Quantcast
Last updated on April 17, 2014 at 8:12 EDT

What is a Reptile?

April 26, 2013

Hi, I’m Emerald Robinson, and in this “What is” video, we’ll discuss the characteristics of reptiles.

Reptiles are the group of cold-blooded, egg-laying animals that have scales or bony plates called “scutes,” for body covering.

All of the approximately 9700 reptiles known to science are classified in the Eukarya domain, since their cells have nuclei. They are in the class Reptilia in the animal kingdom, and are vertebrates, meaning that they have a backbone. Reptiles were the first “terrestrial” vertebrates – animals that were able to live entirely on land.

Reptiles lay eggs that do not require water, and instead have specialized membranes that serve to support, nourish, and protect their growing young. These so-called amniotic eggs are also produced by birds and mammals.

All reptiles have dry skin that is covered with either scales or scutes. These structures, made largely of a watertight protein called keratin, help prevent water loss. Reptiles also experience “pulmonary breathing,” meaning they, like birds and mammals, have lungs housed in a rib cage that enable them to get oxygen from the air.

Reptiles are cold-blooded, or “ectothermic,” since they rely on an outside source of heat to regulate their body temperature. They are also “poikilothermic,” as their body temperature goes up and down based on the temperature of their environment.

There are four groups of modern reptiles: turtles and tortoises, all of which have a body covered with a shell; lizards and snakes, which have a lower jaw not directly connected to their skull; alligators and crocodiles, the largest living reptiles, and tuataras, large lizardlike animals native only to areas around New Zealand.

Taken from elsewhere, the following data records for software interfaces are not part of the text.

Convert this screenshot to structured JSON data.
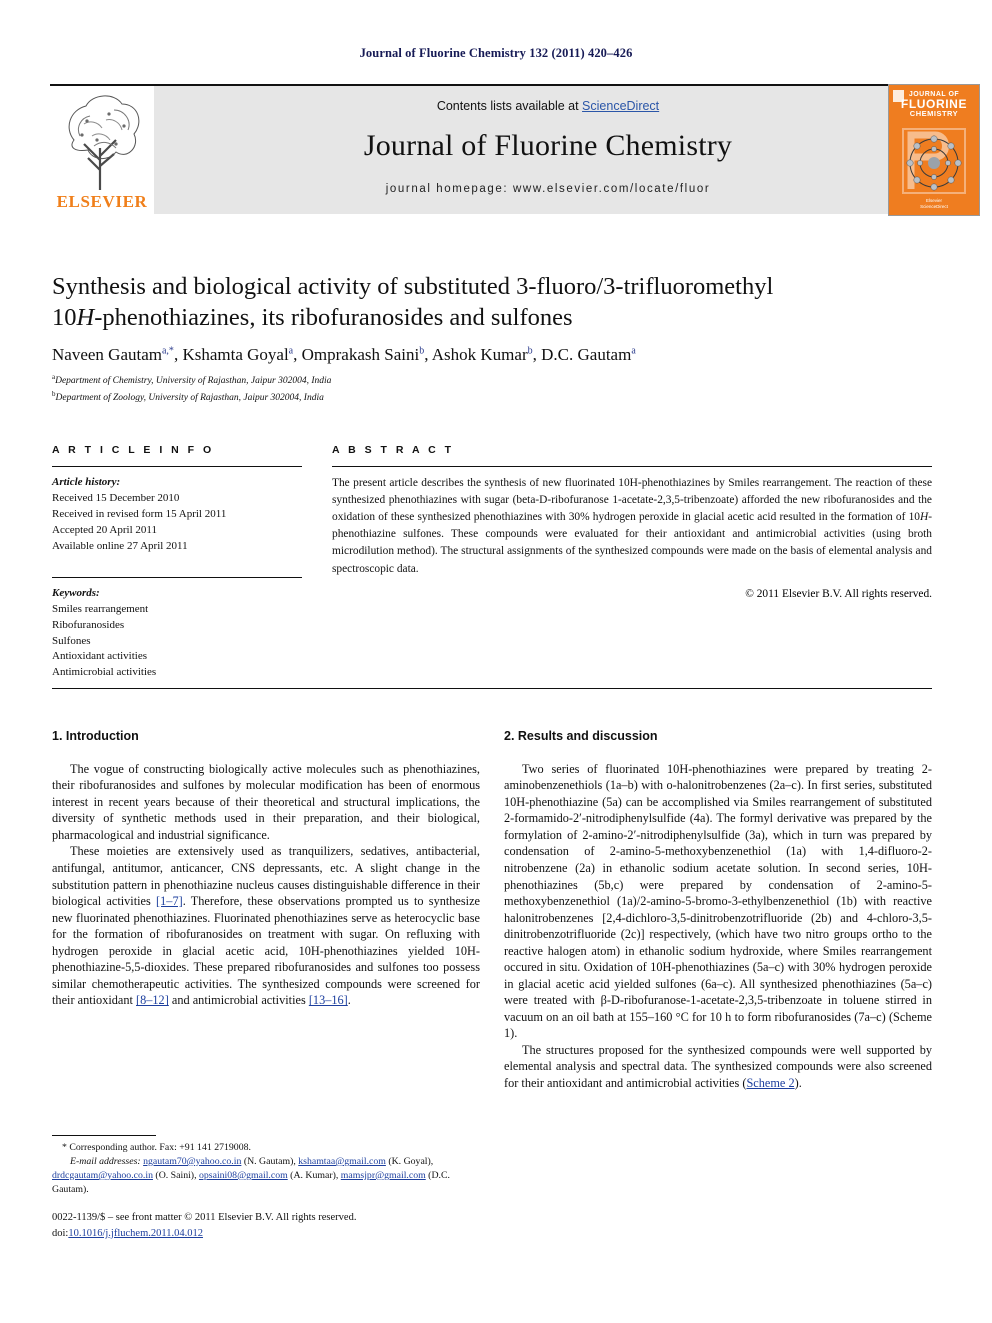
{
  "running_head": "Journal of Fluorine Chemistry 132 (2011) 420–426",
  "masthead": {
    "contents_prefix": "Contents lists available at ",
    "sciencedirect": "ScienceDirect",
    "journal_name": "Journal of Fluorine Chemistry",
    "homepage": "journal homepage: www.elsevier.com/locate/fluor",
    "publisher_logo_text": "ELSEVIER",
    "cover": {
      "line1": "JOURNAL OF",
      "line2": "FLUORINE",
      "line3": "CHEMISTRY",
      "footer_line1": "Elsevier",
      "footer_line2": "ScienceDirect"
    },
    "accent_orange": "#ef7d20",
    "link_blue": "#2b56a8"
  },
  "article": {
    "title_line1": "Synthesis and biological activity of substituted 3-fluoro/3-trifluoromethyl",
    "title_line2_pre": "10",
    "title_line2_ital": "H",
    "title_line2_post": "-phenothiazines, its ribofuranosides and sulfones",
    "authors": [
      {
        "name": "Naveen Gautam",
        "marks": "a,*"
      },
      {
        "name": "Kshamta Goyal",
        "marks": "a"
      },
      {
        "name": "Omprakash Saini",
        "marks": "b"
      },
      {
        "name": "Ashok Kumar",
        "marks": "b"
      },
      {
        "name": "D.C. Gautam",
        "marks": "a"
      }
    ],
    "affiliations": [
      {
        "mark": "a",
        "text": "Department of Chemistry, University of Rajasthan, Jaipur 302004, India"
      },
      {
        "mark": "b",
        "text": "Department of Zoology, University of Rajasthan, Jaipur 302004, India"
      }
    ]
  },
  "info": {
    "heading": "A R T I C L E   I N F O",
    "history_label": "Article history:",
    "history": [
      "Received 15 December 2010",
      "Received in revised form 15 April 2011",
      "Accepted 20 April 2011",
      "Available online 27 April 2011"
    ],
    "keywords_label": "Keywords:",
    "keywords": [
      "Smiles rearrangement",
      "Ribofuranosides",
      "Sulfones",
      "Antioxidant activities",
      "Antimicrobial activities"
    ]
  },
  "abstract": {
    "heading": "A B S T R A C T",
    "body_part1": "The present article describes the synthesis of new fluorinated 10H-phenothiazines by Smiles rearrangement. The reaction of these synthesized phenothiazines with sugar (beta-",
    "body_smallcaps1": "D",
    "body_part2": "-ribofuranose 1-acetate-2,3,5-tribenzoate) afforded the new ribofuranosides and the oxidation of these synthesized phenothiazines with 30% hydrogen peroxide in glacial acetic acid resulted in the formation of 10",
    "body_ital1": "H",
    "body_part3": "-phenothiazine sulfones. These compounds were evaluated for their antioxidant and antimicrobial activities (using broth microdilution method). The structural assignments of the synthesized compounds were made on the basis of elemental analysis and spectroscopic data.",
    "copyright": "© 2011 Elsevier B.V. All rights reserved."
  },
  "sections": {
    "introduction": {
      "heading": "1. Introduction",
      "p1": "The vogue of constructing biologically active molecules such as phenothiazines, their ribofuranosides and sulfones by molecular modification has been of enormous interest in recent years because of their theoretical and structural implications, the diversity of synthetic methods used in their preparation, and their biological, pharmacological and industrial significance.",
      "p2_a": "These moieties are extensively used as tranquilizers, sedatives, antibacterial, antifungal, antitumor, anticancer, CNS depressants, etc. A slight change in the substitution pattern in phenothiazine nucleus causes distinguishable difference in their biological activities ",
      "p2_ref1": "[1–7]",
      "p2_b": ". Therefore, these observations prompted us to synthesize new fluorinated phenothiazines. Fluorinated phenothiazines serve as heterocyclic base for the formation of ribofuranosides on treatment with sugar. On refluxing with hydrogen peroxide in glacial acetic acid, 10H-phenothiazines yielded 10H-phenothiazine-5,5-dioxides. These prepared ribofuranosides and sulfones too possess similar chemotherapeutic activities. The synthesized compounds were screened for their antioxidant ",
      "p2_ref2": "[8–12]",
      "p2_c": " and antimicrobial activities ",
      "p2_ref3": "[13–16]",
      "p2_d": "."
    },
    "results": {
      "heading": "2. Results and discussion",
      "p1": "Two series of fluorinated 10H-phenothiazines were prepared by treating 2-aminobenzenethiols (1a–b) with o-halonitrobenzenes (2a–c). In first series, substituted 10H-phenothiazine (5a) can be accomplished via Smiles rearrangement of substituted 2-formamido-2′-nitrodiphenylsulfide (4a). The formyl derivative was prepared by the formylation of 2-amino-2′-nitrodiphenylsulfide (3a), which in turn was prepared by condensation of 2-amino-5-methoxybenzenethiol (1a) with 1,4-difluoro-2-nitrobenzene (2a) in ethanolic sodium acetate solution. In second series, 10H-phenothiazines (5b,c) were prepared by condensation of 2-amino-5-methoxybenzenethiol (1a)/2-amino-5-bromo-3-ethylbenzenethiol (1b) with reactive halonitrobenzenes [2,4-dichloro-3,5-dinitrobenzotrifluoride (2b) and 4-chloro-3,5-dinitrobenzotrifluoride (2c)] respectively, (which have two nitro groups ortho to the reactive halogen atom) in ethanolic sodium hydroxide, where Smiles rearrangement occured in situ. Oxidation of 10H-phenothiazines (5a–c) with 30% hydrogen peroxide in glacial acetic acid yielded sulfones (6a–c). All synthesized phenothiazines (5a–c) were treated with β-D-ribofuranose-1-acetate-2,3,5-tribenzoate in toluene stirred in vacuum on an oil bath at 155–160 °C for 10 h to form ribofuranosides (7a–c) (Scheme 1).",
      "p1_link": "Scheme 1",
      "p2_a": "The structures proposed for the synthesized compounds were well supported by elemental analysis and spectral data. The synthesized compounds were also screened for their antioxidant and antimicrobial activities (",
      "p2_link": "Scheme 2",
      "p2_b": ")."
    }
  },
  "footnote": {
    "corresponding": "* Corresponding author. Fax: +91 141 2719008.",
    "email_label": "E-mail addresses:",
    "emails": [
      {
        "address": "ngautam70@yahoo.co.in",
        "person": " (N. Gautam), "
      },
      {
        "address": "kshamtaa@gmail.com",
        "person": " (K. Goyal), "
      },
      {
        "address": "drdcgautam@yahoo.co.in",
        "person": " (O. Saini), "
      },
      {
        "address": "opsaini08@gmail.com",
        "person": " (A. Kumar), "
      },
      {
        "address": "mamsjpr@gmail.com",
        "person": " (D.C. Gautam)."
      }
    ]
  },
  "footer": {
    "issn_line": "0022-1139/$ – see front matter © 2011 Elsevier B.V. All rights reserved.",
    "doi_label": "doi:",
    "doi_value": "10.1016/j.jfluchem.2011.04.012"
  }
}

The largest reptile that every lived was possibly a mega-dinosaur called Amphicoelias, which measured about 200 feet in length and weighed about 270,000 pounds. This giant and other prehistoric reptiles went extinct about 65 million years ago.